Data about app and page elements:
»»
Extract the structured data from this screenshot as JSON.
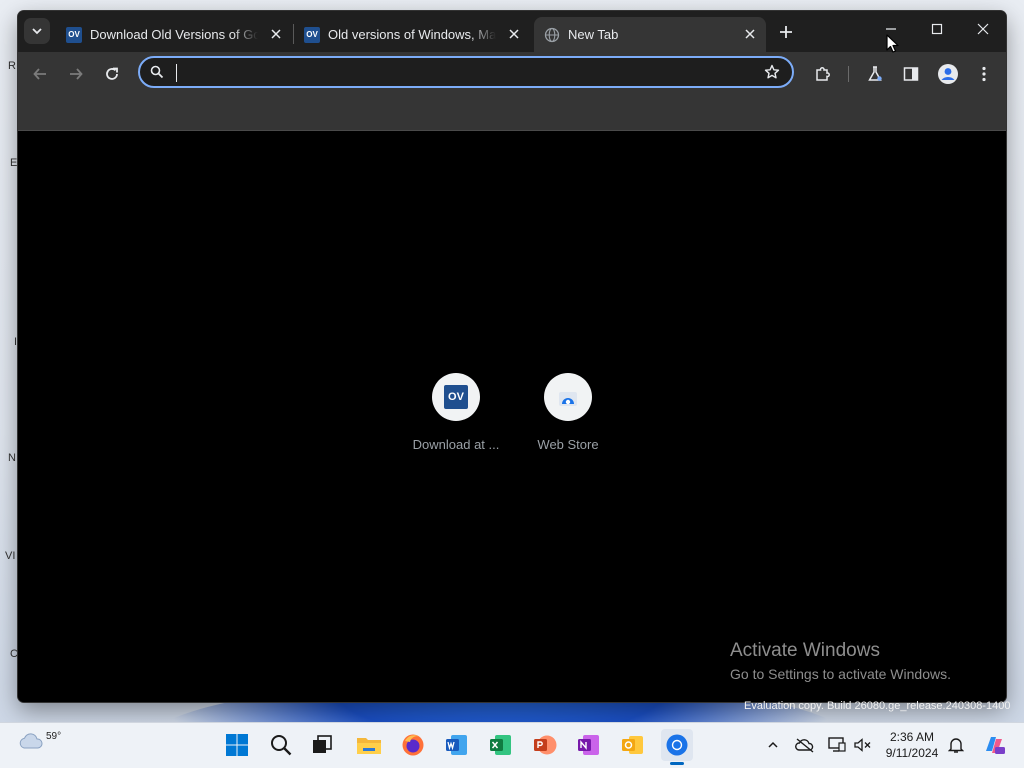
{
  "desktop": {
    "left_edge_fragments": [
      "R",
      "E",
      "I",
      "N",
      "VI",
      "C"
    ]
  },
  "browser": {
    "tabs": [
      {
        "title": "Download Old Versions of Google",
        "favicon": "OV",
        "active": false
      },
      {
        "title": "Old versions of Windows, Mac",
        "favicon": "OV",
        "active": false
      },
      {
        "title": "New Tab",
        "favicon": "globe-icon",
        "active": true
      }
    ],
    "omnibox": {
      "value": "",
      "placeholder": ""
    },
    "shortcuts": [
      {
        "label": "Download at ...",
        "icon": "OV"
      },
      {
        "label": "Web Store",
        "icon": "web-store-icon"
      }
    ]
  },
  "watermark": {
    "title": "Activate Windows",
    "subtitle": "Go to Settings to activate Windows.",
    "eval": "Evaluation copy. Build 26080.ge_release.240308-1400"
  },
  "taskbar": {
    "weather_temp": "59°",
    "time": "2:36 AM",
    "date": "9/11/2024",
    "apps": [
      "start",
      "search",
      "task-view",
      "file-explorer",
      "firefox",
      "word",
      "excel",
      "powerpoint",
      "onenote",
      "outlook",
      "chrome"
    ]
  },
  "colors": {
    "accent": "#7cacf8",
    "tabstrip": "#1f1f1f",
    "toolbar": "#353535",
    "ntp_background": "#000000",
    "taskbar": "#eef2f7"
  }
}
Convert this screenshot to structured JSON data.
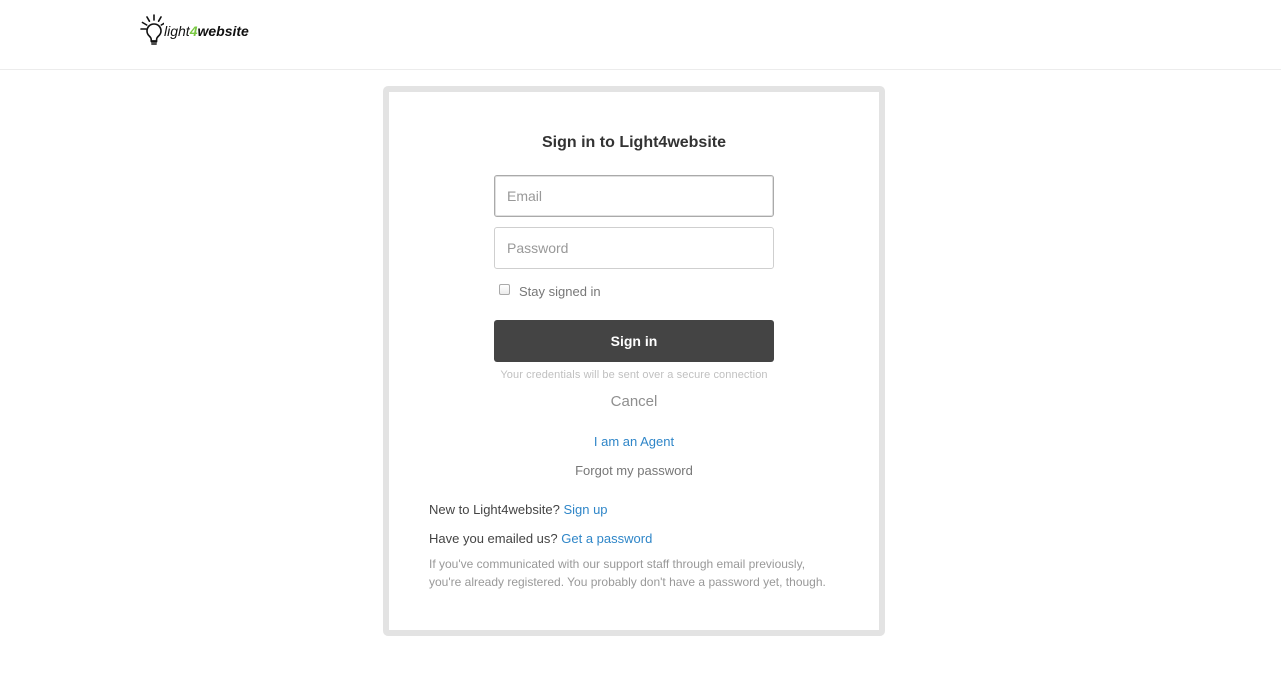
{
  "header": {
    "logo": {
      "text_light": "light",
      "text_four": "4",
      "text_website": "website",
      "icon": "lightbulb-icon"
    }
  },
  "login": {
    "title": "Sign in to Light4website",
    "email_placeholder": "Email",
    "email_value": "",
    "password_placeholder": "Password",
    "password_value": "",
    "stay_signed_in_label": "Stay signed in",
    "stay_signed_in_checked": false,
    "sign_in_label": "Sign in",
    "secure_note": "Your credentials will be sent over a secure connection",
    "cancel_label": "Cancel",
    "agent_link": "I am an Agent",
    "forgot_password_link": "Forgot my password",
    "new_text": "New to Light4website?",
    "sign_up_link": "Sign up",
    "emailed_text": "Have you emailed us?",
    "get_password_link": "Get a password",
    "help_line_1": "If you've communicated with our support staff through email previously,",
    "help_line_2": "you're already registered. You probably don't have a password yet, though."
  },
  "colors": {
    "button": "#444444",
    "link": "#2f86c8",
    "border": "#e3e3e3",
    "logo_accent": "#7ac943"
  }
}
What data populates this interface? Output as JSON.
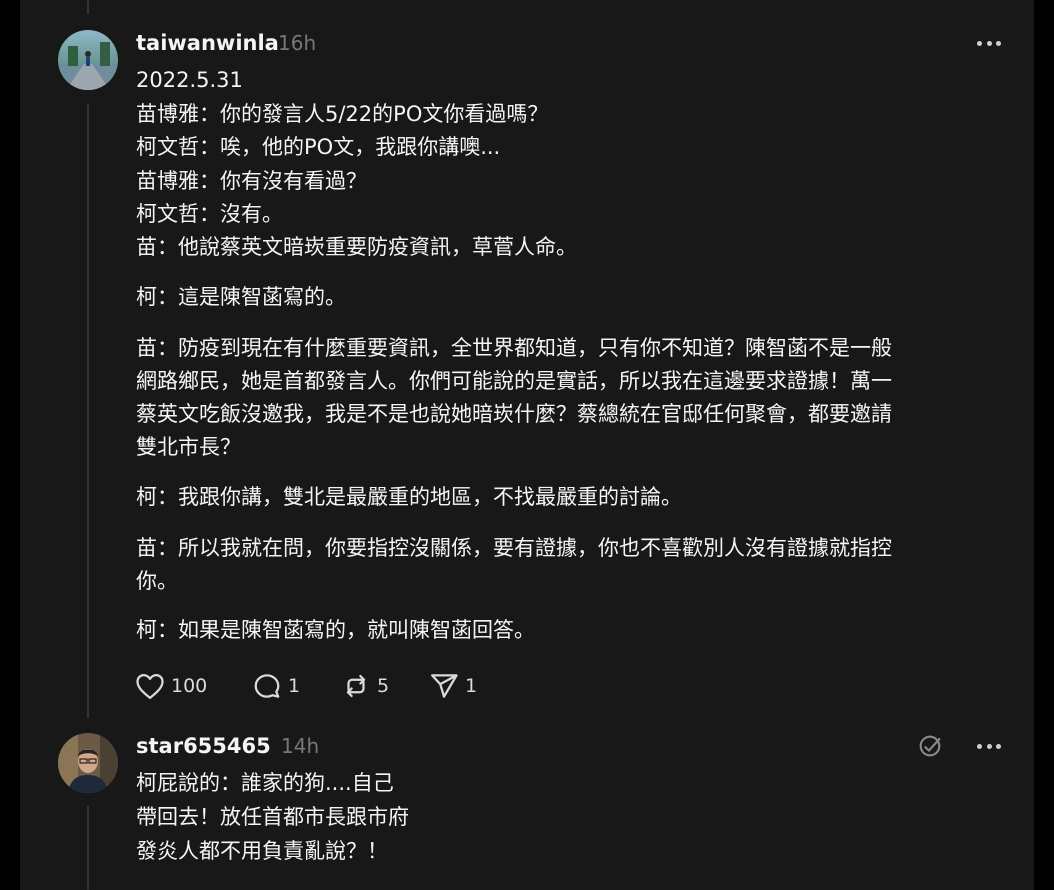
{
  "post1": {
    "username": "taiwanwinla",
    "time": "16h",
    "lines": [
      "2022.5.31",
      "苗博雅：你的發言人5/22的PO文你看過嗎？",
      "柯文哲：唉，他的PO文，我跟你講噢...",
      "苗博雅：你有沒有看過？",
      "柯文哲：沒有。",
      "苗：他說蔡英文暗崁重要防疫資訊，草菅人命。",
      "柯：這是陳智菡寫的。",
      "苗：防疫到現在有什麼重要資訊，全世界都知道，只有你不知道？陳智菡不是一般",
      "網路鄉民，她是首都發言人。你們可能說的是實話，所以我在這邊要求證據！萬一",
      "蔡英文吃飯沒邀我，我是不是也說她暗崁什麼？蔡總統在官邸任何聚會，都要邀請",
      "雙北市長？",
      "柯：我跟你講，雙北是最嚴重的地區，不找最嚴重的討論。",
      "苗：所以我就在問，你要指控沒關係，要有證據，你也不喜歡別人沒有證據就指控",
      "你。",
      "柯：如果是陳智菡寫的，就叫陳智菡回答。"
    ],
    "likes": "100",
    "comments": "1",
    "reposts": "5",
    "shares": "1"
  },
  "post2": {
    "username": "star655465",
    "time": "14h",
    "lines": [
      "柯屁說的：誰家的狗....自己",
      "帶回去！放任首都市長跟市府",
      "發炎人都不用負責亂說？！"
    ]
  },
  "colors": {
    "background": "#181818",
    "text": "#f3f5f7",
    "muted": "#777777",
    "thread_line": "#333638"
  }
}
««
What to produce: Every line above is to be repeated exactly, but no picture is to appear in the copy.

Solution below:
Extract the structured data from this screenshot as JSON.
{
  "desktop": {
    "left_edge_fragments": [
      "R",
      "E",
      "I",
      "N",
      "VI",
      "C"
    ]
  },
  "browser": {
    "tabs": [
      {
        "title": "Download Old Versions of Google",
        "favicon": "OV",
        "active": false
      },
      {
        "title": "Old versions of Windows, Mac",
        "favicon": "OV",
        "active": false
      },
      {
        "title": "New Tab",
        "favicon": "globe-icon",
        "active": true
      }
    ],
    "omnibox": {
      "value": "",
      "placeholder": ""
    },
    "shortcuts": [
      {
        "label": "Download at ...",
        "icon": "OV"
      },
      {
        "label": "Web Store",
        "icon": "web-store-icon"
      }
    ]
  },
  "watermark": {
    "title": "Activate Windows",
    "subtitle": "Go to Settings to activate Windows.",
    "eval": "Evaluation copy. Build 26080.ge_release.240308-1400"
  },
  "taskbar": {
    "weather_temp": "59°",
    "time": "2:36 AM",
    "date": "9/11/2024",
    "apps": [
      "start",
      "search",
      "task-view",
      "file-explorer",
      "firefox",
      "word",
      "excel",
      "powerpoint",
      "onenote",
      "outlook",
      "chrome"
    ]
  },
  "colors": {
    "accent": "#7cacf8",
    "tabstrip": "#1f1f1f",
    "toolbar": "#353535",
    "ntp_background": "#000000",
    "taskbar": "#eef2f7"
  }
}
Convert this screenshot to structured JSON data.
{
  "header": {
    "logo": {
      "text_light": "light",
      "text_four": "4",
      "text_website": "website",
      "icon": "lightbulb-icon"
    }
  },
  "login": {
    "title": "Sign in to Light4website",
    "email_placeholder": "Email",
    "email_value": "",
    "password_placeholder": "Password",
    "password_value": "",
    "stay_signed_in_label": "Stay signed in",
    "stay_signed_in_checked": false,
    "sign_in_label": "Sign in",
    "secure_note": "Your credentials will be sent over a secure connection",
    "cancel_label": "Cancel",
    "agent_link": "I am an Agent",
    "forgot_password_link": "Forgot my password",
    "new_text": "New to Light4website?",
    "sign_up_link": "Sign up",
    "emailed_text": "Have you emailed us?",
    "get_password_link": "Get a password",
    "help_line_1": "If you've communicated with our support staff through email previously,",
    "help_line_2": "you're already registered. You probably don't have a password yet, though."
  },
  "colors": {
    "button": "#444444",
    "link": "#2f86c8",
    "border": "#e3e3e3",
    "logo_accent": "#7ac943"
  }
}
What data populates this interface? Output as JSON.
{
  "post1": {
    "username": "taiwanwinla",
    "time": "16h",
    "lines": [
      "2022.5.31",
      "苗博雅：你的發言人5/22的PO文你看過嗎？",
      "柯文哲：唉，他的PO文，我跟你講噢...",
      "苗博雅：你有沒有看過？",
      "柯文哲：沒有。",
      "苗：他說蔡英文暗崁重要防疫資訊，草菅人命。",
      "柯：這是陳智菡寫的。",
      "苗：防疫到現在有什麼重要資訊，全世界都知道，只有你不知道？陳智菡不是一般",
      "網路鄉民，她是首都發言人。你們可能說的是實話，所以我在這邊要求證據！萬一",
      "蔡英文吃飯沒邀我，我是不是也說她暗崁什麼？蔡總統在官邸任何聚會，都要邀請",
      "雙北市長？",
      "柯：我跟你講，雙北是最嚴重的地區，不找最嚴重的討論。",
      "苗：所以我就在問，你要指控沒關係，要有證據，你也不喜歡別人沒有證據就指控",
      "你。",
      "柯：如果是陳智菡寫的，就叫陳智菡回答。"
    ],
    "likes": "100",
    "comments": "1",
    "reposts": "5",
    "shares": "1"
  },
  "post2": {
    "username": "star655465",
    "time": "14h",
    "lines": [
      "柯屁說的：誰家的狗....自己",
      "帶回去！放任首都市長跟市府",
      "發炎人都不用負責亂說？！"
    ]
  },
  "colors": {
    "background": "#181818",
    "text": "#f3f5f7",
    "muted": "#777777",
    "thread_line": "#333638"
  }
}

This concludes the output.